» Data under study:
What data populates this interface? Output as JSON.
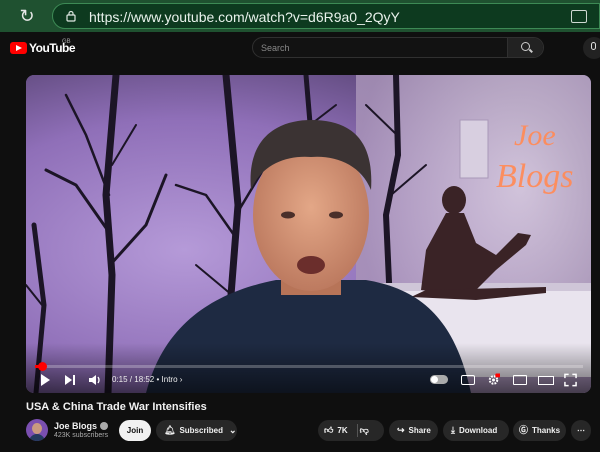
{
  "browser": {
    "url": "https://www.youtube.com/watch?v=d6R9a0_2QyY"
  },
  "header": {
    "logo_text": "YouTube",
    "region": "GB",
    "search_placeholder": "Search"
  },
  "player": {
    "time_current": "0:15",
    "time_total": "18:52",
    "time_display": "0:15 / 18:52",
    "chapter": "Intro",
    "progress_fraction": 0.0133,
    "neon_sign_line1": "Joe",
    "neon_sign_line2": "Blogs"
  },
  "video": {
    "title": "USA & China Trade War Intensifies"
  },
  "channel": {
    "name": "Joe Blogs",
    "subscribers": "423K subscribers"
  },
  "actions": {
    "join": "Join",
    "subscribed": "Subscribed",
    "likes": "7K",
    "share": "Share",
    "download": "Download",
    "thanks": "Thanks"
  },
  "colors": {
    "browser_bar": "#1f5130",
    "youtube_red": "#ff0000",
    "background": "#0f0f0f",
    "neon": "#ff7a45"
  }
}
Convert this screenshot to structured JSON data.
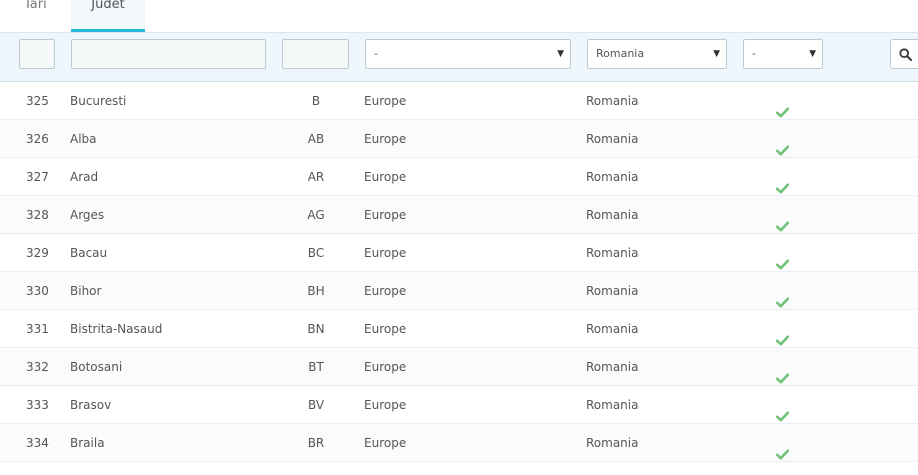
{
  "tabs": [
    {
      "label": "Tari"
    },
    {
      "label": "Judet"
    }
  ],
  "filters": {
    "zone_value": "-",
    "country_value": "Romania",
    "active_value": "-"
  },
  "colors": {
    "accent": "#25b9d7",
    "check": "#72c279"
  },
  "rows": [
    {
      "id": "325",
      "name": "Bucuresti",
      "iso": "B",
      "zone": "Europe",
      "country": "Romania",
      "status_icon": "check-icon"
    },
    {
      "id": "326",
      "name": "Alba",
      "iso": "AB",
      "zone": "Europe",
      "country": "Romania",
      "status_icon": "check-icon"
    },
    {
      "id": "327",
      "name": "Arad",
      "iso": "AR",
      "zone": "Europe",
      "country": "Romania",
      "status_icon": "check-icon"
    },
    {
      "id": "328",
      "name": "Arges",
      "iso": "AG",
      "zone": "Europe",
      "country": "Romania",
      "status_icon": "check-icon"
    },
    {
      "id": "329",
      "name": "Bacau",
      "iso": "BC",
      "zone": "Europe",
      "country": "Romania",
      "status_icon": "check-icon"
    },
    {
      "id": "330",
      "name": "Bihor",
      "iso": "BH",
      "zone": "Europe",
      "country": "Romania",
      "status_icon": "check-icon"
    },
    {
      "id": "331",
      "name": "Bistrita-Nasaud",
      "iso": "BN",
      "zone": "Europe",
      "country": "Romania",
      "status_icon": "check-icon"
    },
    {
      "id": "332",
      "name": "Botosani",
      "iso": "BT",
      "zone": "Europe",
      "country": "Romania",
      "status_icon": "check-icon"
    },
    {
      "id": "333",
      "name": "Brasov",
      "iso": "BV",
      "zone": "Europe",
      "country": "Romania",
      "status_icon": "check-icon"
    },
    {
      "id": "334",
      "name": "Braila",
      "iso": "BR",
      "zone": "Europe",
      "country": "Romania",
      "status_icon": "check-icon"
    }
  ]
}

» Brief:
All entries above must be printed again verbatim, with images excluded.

» Output for this task:
What data populates this interface? Output as JSON.
{
  "browser": {
    "url": "https://www.youtube.com/watch?v=d6R9a0_2QyY"
  },
  "header": {
    "logo_text": "YouTube",
    "region": "GB",
    "search_placeholder": "Search"
  },
  "player": {
    "time_current": "0:15",
    "time_total": "18:52",
    "time_display": "0:15 / 18:52",
    "chapter": "Intro",
    "progress_fraction": 0.0133,
    "neon_sign_line1": "Joe",
    "neon_sign_line2": "Blogs"
  },
  "video": {
    "title": "USA & China Trade War Intensifies"
  },
  "channel": {
    "name": "Joe Blogs",
    "subscribers": "423K subscribers"
  },
  "actions": {
    "join": "Join",
    "subscribed": "Subscribed",
    "likes": "7K",
    "share": "Share",
    "download": "Download",
    "thanks": "Thanks"
  },
  "colors": {
    "browser_bar": "#1f5130",
    "youtube_red": "#ff0000",
    "background": "#0f0f0f",
    "neon": "#ff7a45"
  }
}
Convert this screenshot to structured JSON data.
{
  "tabs": [
    {
      "label": "Tari"
    },
    {
      "label": "Judet"
    }
  ],
  "filters": {
    "zone_value": "-",
    "country_value": "Romania",
    "active_value": "-"
  },
  "colors": {
    "accent": "#25b9d7",
    "check": "#72c279"
  },
  "rows": [
    {
      "id": "325",
      "name": "Bucuresti",
      "iso": "B",
      "zone": "Europe",
      "country": "Romania",
      "status_icon": "check-icon"
    },
    {
      "id": "326",
      "name": "Alba",
      "iso": "AB",
      "zone": "Europe",
      "country": "Romania",
      "status_icon": "check-icon"
    },
    {
      "id": "327",
      "name": "Arad",
      "iso": "AR",
      "zone": "Europe",
      "country": "Romania",
      "status_icon": "check-icon"
    },
    {
      "id": "328",
      "name": "Arges",
      "iso": "AG",
      "zone": "Europe",
      "country": "Romania",
      "status_icon": "check-icon"
    },
    {
      "id": "329",
      "name": "Bacau",
      "iso": "BC",
      "zone": "Europe",
      "country": "Romania",
      "status_icon": "check-icon"
    },
    {
      "id": "330",
      "name": "Bihor",
      "iso": "BH",
      "zone": "Europe",
      "country": "Romania",
      "status_icon": "check-icon"
    },
    {
      "id": "331",
      "name": "Bistrita-Nasaud",
      "iso": "BN",
      "zone": "Europe",
      "country": "Romania",
      "status_icon": "check-icon"
    },
    {
      "id": "332",
      "name": "Botosani",
      "iso": "BT",
      "zone": "Europe",
      "country": "Romania",
      "status_icon": "check-icon"
    },
    {
      "id": "333",
      "name": "Brasov",
      "iso": "BV",
      "zone": "Europe",
      "country": "Romania",
      "status_icon": "check-icon"
    },
    {
      "id": "334",
      "name": "Braila",
      "iso": "BR",
      "zone": "Europe",
      "country": "Romania",
      "status_icon": "check-icon"
    }
  ]
}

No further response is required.